The government may tweak the existing Income Tax Act, instead of introducing the direct tax code (DTC). It is very likely that only selected suggestions from the newly drafted law will be incorporated in the existing law. This move will avoid uncertainty for businesses in India which are already suffering from an economic slowdown.
Some provisions from the draft legislation will be added to the existing laws through amendments in the next Budget session of the parliament. The amendments will make the law modern and capable of dealing with different business models by incorporating best practices from all over the globe.
The idea to replace the almost six-decade-old law with the new DTC is now less appealing to the government. As it may unsettle the well-established legislation which will, in turn, create uncertainty for businesses that are suffering from a deep economic slowdown.
The report submitted by the expert panel has not been made public by the finance ministry until today.

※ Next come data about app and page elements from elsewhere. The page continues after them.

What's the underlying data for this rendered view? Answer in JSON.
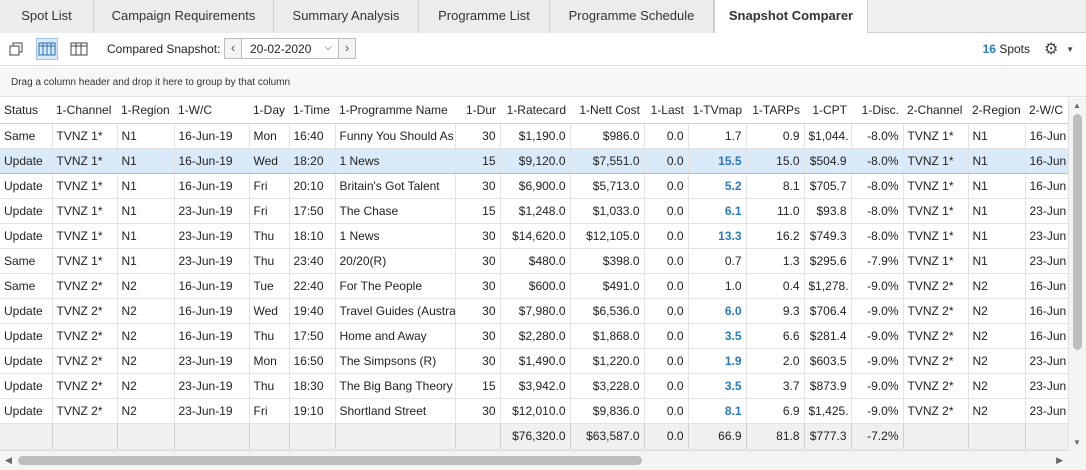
{
  "tabs": [
    {
      "label": "Spot List"
    },
    {
      "label": "Campaign Requirements"
    },
    {
      "label": "Summary Analysis"
    },
    {
      "label": "Programme List"
    },
    {
      "label": "Programme Schedule"
    },
    {
      "label": "Snapshot Comparer"
    }
  ],
  "toolbar": {
    "compared_label": "Compared Snapshot:",
    "snapshot_date": "20-02-2020",
    "spots_count": "16",
    "spots_label": "Spots"
  },
  "group_panel": {
    "hint": "Drag a column header and drop it here to group by that column"
  },
  "grid": {
    "columns": [
      "Status",
      "1-Channel",
      "1-Region",
      "1-W/C",
      "1-Day",
      "1-Time",
      "1-Programme Name",
      "1-Dur",
      "1-Ratecard",
      "1-Nett Cost",
      "1-Last",
      "1-TVmap",
      "1-TARPs",
      "1-CPT",
      "1-Disc.",
      "2-Channel",
      "2-Region",
      "2-W/C"
    ],
    "rows": [
      [
        "Same",
        "TVNZ 1*",
        "N1",
        "16-Jun-19",
        "Mon",
        "16:40",
        "Funny You Should As",
        "30",
        "$1,190.0",
        "$986.0",
        "0.0",
        "1.7",
        "0.9",
        "$1,044.",
        "-8.0%",
        "TVNZ 1*",
        "N1",
        "16-Jun"
      ],
      [
        "Update",
        "TVNZ 1*",
        "N1",
        "16-Jun-19",
        "Wed",
        "18:20",
        "1 News",
        "15",
        "$9,120.0",
        "$7,551.0",
        "0.0",
        "15.5",
        "15.0",
        "$504.9",
        "-8.0%",
        "TVNZ 1*",
        "N1",
        "16-Jun"
      ],
      [
        "Update",
        "TVNZ 1*",
        "N1",
        "16-Jun-19",
        "Fri",
        "20:10",
        "Britain's Got Talent",
        "30",
        "$6,900.0",
        "$5,713.0",
        "0.0",
        "5.2",
        "8.1",
        "$705.7",
        "-8.0%",
        "TVNZ 1*",
        "N1",
        "16-Jun"
      ],
      [
        "Update",
        "TVNZ 1*",
        "N1",
        "23-Jun-19",
        "Fri",
        "17:50",
        "The Chase",
        "15",
        "$1,248.0",
        "$1,033.0",
        "0.0",
        "6.1",
        "11.0",
        "$93.8",
        "-8.0%",
        "TVNZ 1*",
        "N1",
        "23-Jun"
      ],
      [
        "Update",
        "TVNZ 1*",
        "N1",
        "23-Jun-19",
        "Thu",
        "18:10",
        "1 News",
        "30",
        "$14,620.0",
        "$12,105.0",
        "0.0",
        "13.3",
        "16.2",
        "$749.3",
        "-8.0%",
        "TVNZ 1*",
        "N1",
        "23-Jun"
      ],
      [
        "Same",
        "TVNZ 1*",
        "N1",
        "23-Jun-19",
        "Thu",
        "23:40",
        "20/20(R)",
        "30",
        "$480.0",
        "$398.0",
        "0.0",
        "0.7",
        "1.3",
        "$295.6",
        "-7.9%",
        "TVNZ 1*",
        "N1",
        "23-Jun"
      ],
      [
        "Same",
        "TVNZ 2*",
        "N2",
        "16-Jun-19",
        "Tue",
        "22:40",
        "For The People",
        "30",
        "$600.0",
        "$491.0",
        "0.0",
        "1.0",
        "0.4",
        "$1,278.",
        "-9.0%",
        "TVNZ 2*",
        "N2",
        "16-Jun"
      ],
      [
        "Update",
        "TVNZ 2*",
        "N2",
        "16-Jun-19",
        "Wed",
        "19:40",
        "Travel Guides (Austra",
        "30",
        "$7,980.0",
        "$6,536.0",
        "0.0",
        "6.0",
        "9.3",
        "$706.4",
        "-9.0%",
        "TVNZ 2*",
        "N2",
        "16-Jun"
      ],
      [
        "Update",
        "TVNZ 2*",
        "N2",
        "16-Jun-19",
        "Thu",
        "17:50",
        "Home and Away",
        "30",
        "$2,280.0",
        "$1,868.0",
        "0.0",
        "3.5",
        "6.6",
        "$281.4",
        "-9.0%",
        "TVNZ 2*",
        "N2",
        "16-Jun"
      ],
      [
        "Update",
        "TVNZ 2*",
        "N2",
        "23-Jun-19",
        "Mon",
        "16:50",
        "The Simpsons (R)",
        "30",
        "$1,490.0",
        "$1,220.0",
        "0.0",
        "1.9",
        "2.0",
        "$603.5",
        "-9.0%",
        "TVNZ 2*",
        "N2",
        "23-Jun"
      ],
      [
        "Update",
        "TVNZ 2*",
        "N2",
        "23-Jun-19",
        "Thu",
        "18:30",
        "The Big Bang Theory",
        "15",
        "$3,942.0",
        "$3,228.0",
        "0.0",
        "3.5",
        "3.7",
        "$873.9",
        "-9.0%",
        "TVNZ 2*",
        "N2",
        "23-Jun"
      ],
      [
        "Update",
        "TVNZ 2*",
        "N2",
        "23-Jun-19",
        "Fri",
        "19:10",
        "Shortland Street",
        "30",
        "$12,010.0",
        "$9,836.0",
        "0.0",
        "8.1",
        "6.9",
        "$1,425.",
        "-9.0%",
        "TVNZ 2*",
        "N2",
        "23-Jun"
      ]
    ],
    "highlight_tvmap_rows": [
      1,
      2,
      3,
      4,
      7,
      8,
      9,
      10,
      11
    ],
    "selected_row": 1,
    "totals": [
      "",
      "",
      "",
      "",
      "",
      "",
      "",
      "",
      "$76,320.0",
      "$63,587.0",
      "0.0",
      "66.9",
      "81.8",
      "$777.3",
      "-7.2%",
      "",
      "",
      ""
    ]
  }
}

The report proposed to provide relief to the taxpayers by changing the tax rate for both local and foreign companies to 25% across-the-board, changing in an individual income tax slabs and much more.

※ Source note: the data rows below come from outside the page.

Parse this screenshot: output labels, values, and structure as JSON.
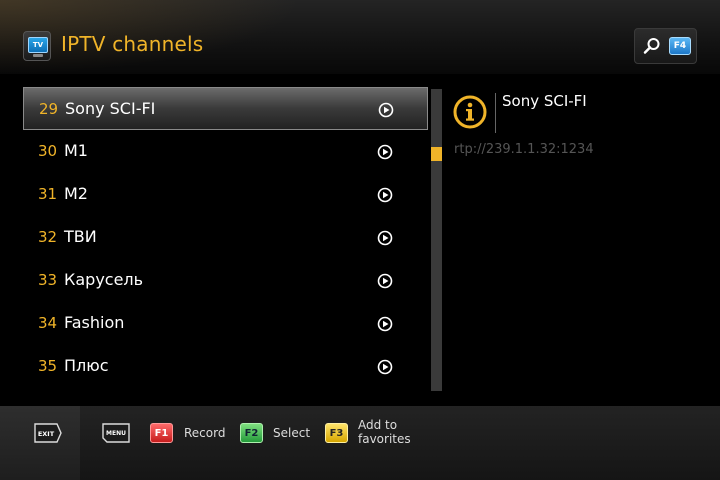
{
  "header": {
    "tv_icon_label": "TV",
    "title": "IPTV channels",
    "search_key": "F4"
  },
  "channels": [
    {
      "number": "29",
      "name": "Sony SCI-FI",
      "selected": true
    },
    {
      "number": "30",
      "name": "M1",
      "selected": false
    },
    {
      "number": "31",
      "name": "M2",
      "selected": false
    },
    {
      "number": "32",
      "name": "ТВИ",
      "selected": false
    },
    {
      "number": "33",
      "name": "Карусель",
      "selected": false
    },
    {
      "number": "34",
      "name": "Fashion",
      "selected": false
    },
    {
      "number": "35",
      "name": "Плюс",
      "selected": false
    }
  ],
  "info": {
    "name": "Sony SCI-FI",
    "url": "rtp://239.1.1.32:1234"
  },
  "footer": {
    "exit_label": "EXIT",
    "menu_label": "MENU",
    "f1_key": "F1",
    "f1_label": "Record",
    "f2_key": "F2",
    "f2_label": "Select",
    "f3_key": "F3",
    "f3_label": "Add to favorites"
  },
  "colors": {
    "accent": "#f0b429",
    "f1": "#c61d1d",
    "f2": "#249b3b",
    "f3": "#d6a600",
    "f4": "#1d78c9"
  }
}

A plethora of sub-rules, exemptions and carve-outs, which made the law complex, are meant for specific needs of different industries and section of individuals. If the law is simplified to a greater extent, it won’t last in a dynamic economy like India’s economy.

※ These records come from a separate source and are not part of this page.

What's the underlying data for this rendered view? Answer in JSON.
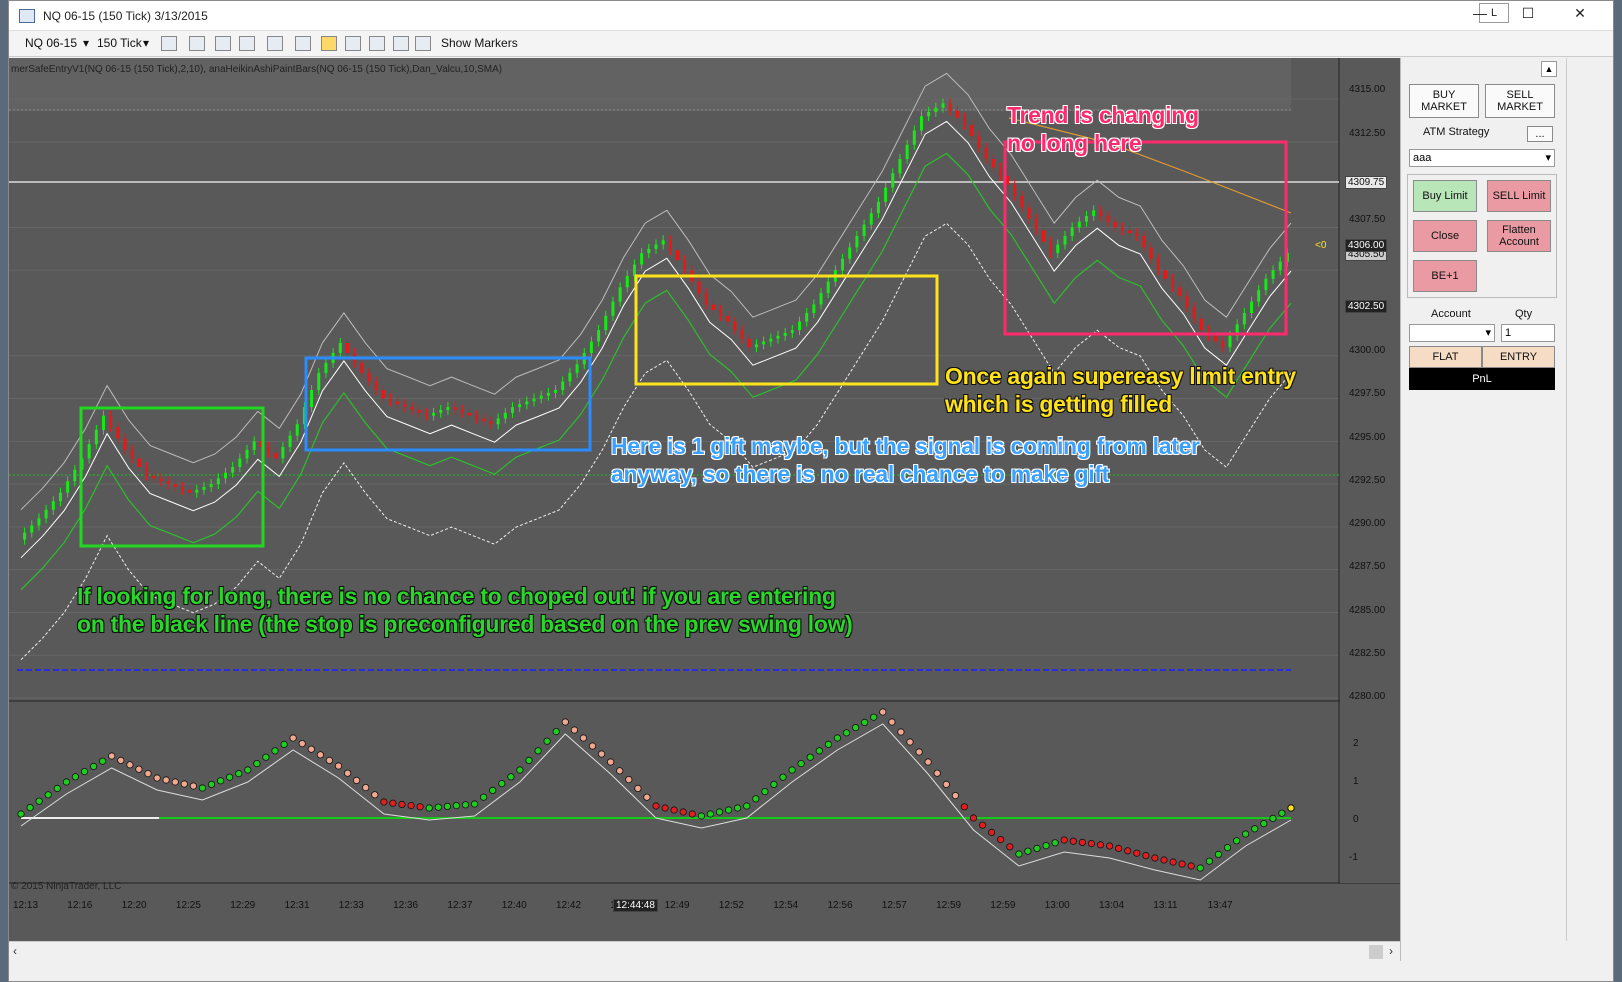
{
  "window": {
    "title": "NQ 06-15 (150 Tick)  3/13/2015",
    "l_button": "L",
    "minimize_glyph": "—",
    "maximize_glyph": "☐",
    "close_glyph": "✕"
  },
  "toolbar": {
    "instrument": "NQ 06-15",
    "period": "150 Tick",
    "show_markers": "Show Markers"
  },
  "chart": {
    "indicator_label": "merSafeEntryV1(NQ 06-15 (150 Tick),2,10), anaHeikinAshiPaintBars(NQ 06-15 (150 Tick),Dan_Valcu,10,SMA)",
    "copyright": "© 2015 NinjaTrader, LLC",
    "price_labels": [
      "4315.00",
      "4312.50",
      "4307.50",
      "4305.00",
      "4300.00",
      "4297.50",
      "4295.00",
      "4292.50",
      "4290.00",
      "4287.50",
      "4285.00",
      "4282.50",
      "4280.00"
    ],
    "price_boxes": {
      "upper": "4309.75",
      "current": "4306.00",
      "hidden": "4305.50",
      "lower": "4302.50"
    },
    "position_marker": "<0",
    "time_labels": [
      "12:13",
      "12:16",
      "12:20",
      "12:25",
      "12:29",
      "12:31",
      "12:33",
      "12:36",
      "12:37",
      "12:40",
      "12:42",
      "12:46",
      "12:49",
      "12:52",
      "12:54",
      "12:56",
      "12:57",
      "12:59",
      "12:59",
      "13:00",
      "13:04",
      "13:11",
      "13:47"
    ],
    "cursor_time": "12:44:48",
    "osc_labels": [
      "2",
      "1",
      "0",
      "-1"
    ]
  },
  "annotations": {
    "green": "If looking for long, there is no chance to choped out! if you are entering\non the black line (the stop is preconfigured based on the prev swing low)",
    "yellow": "Once again supereasy limit entry\nwhich is getting filled",
    "blue": "Here is 1 gift maybe, but the signal is coming from later\nanyway, so there is no real chance to make gift",
    "pink": "Trend is changing\nno long here"
  },
  "panel": {
    "buy_market": "BUY\nMARKET",
    "sell_market": "SELL\nMARKET",
    "atm_label": "ATM Strategy",
    "atm_dots": "...",
    "atm_value": "aaa",
    "buy_limit": "Buy Limit",
    "sell_limit": "SELL Limit",
    "close": "Close",
    "flatten": "Flatten\nAccount",
    "be": "BE+1",
    "account_label": "Account",
    "qty_label": "Qty",
    "qty_value": "1",
    "flat": "FLAT",
    "entry": "ENTRY",
    "pnl": "PnL"
  },
  "chart_data": {
    "type": "candlestick",
    "price_axis": {
      "min": 4280.0,
      "max": 4316.0,
      "ticks": [
        4280,
        4282.5,
        4285,
        4287.5,
        4290,
        4292.5,
        4295,
        4297.5,
        4300,
        4305,
        4307.5,
        4312.5,
        4315
      ]
    },
    "oscillator_axis": {
      "min": -1.5,
      "max": 2.5,
      "ticks": [
        -1,
        0,
        1,
        2
      ]
    },
    "close_path": [
      4289.25,
      4290.5,
      4292.0,
      4294.0,
      4296.5,
      4294.5,
      4293.0,
      4292.5,
      4292.0,
      4292.5,
      4293.5,
      4295.0,
      4294.0,
      4296.0,
      4299.0,
      4300.75,
      4299.0,
      4297.5,
      4297.0,
      4296.5,
      4297.0,
      4296.5,
      4296.0,
      4297.0,
      4297.5,
      4298.0,
      4299.5,
      4301.5,
      4304.0,
      4306.0,
      4306.75,
      4305.0,
      4303.0,
      4302.0,
      4300.5,
      4301.0,
      4301.5,
      4303.0,
      4305.0,
      4307.0,
      4309.0,
      4311.5,
      4314.0,
      4314.75,
      4313.5,
      4311.5,
      4310.0,
      4308.0,
      4306.0,
      4307.5,
      4308.5,
      4307.5,
      4307.0,
      4305.0,
      4303.5,
      4301.5,
      4300.5,
      4302.5,
      4304.5,
      4306.0
    ],
    "oscillator": [
      0.1,
      0.9,
      1.55,
      1.0,
      0.75,
      1.2,
      2.0,
      1.3,
      0.4,
      0.25,
      0.35,
      1.2,
      2.4,
      1.4,
      0.3,
      0.05,
      0.3,
      1.2,
      2.0,
      2.65,
      1.4,
      0.0,
      -0.9,
      -0.55,
      -0.7,
      -1.0,
      -1.25,
      -0.4,
      0.25
    ]
  }
}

The timing of policy changes is very vital as the taxpayers may not prefer radical changes in the legislation coincided with the economic downturn. As of today, the taxpayers now how to navigate the existing law and may get affected by the introduction of new policies.
The previous government tried to introduce the direct tax code at the beginning of this decade but didn’t. All its proposals along with General Anti Avoidance Rules were inserted in the Income Tax Act, 1961.
The current Finance Ministry’s idea is to amend the existing act with the insights from the detailed review of the expert panel so that the old act becomes capable of dealing with the trends of capital and profits movement across borders.
Besides the introduction of new laws or amending the old one, tax rates are continuously amended through Finance Act annually. The Finance Act 2019 passed in July 2019 has already taken forward the Modi government’s plan of making taxation more progressive, with the higher tax rate for high-income earners.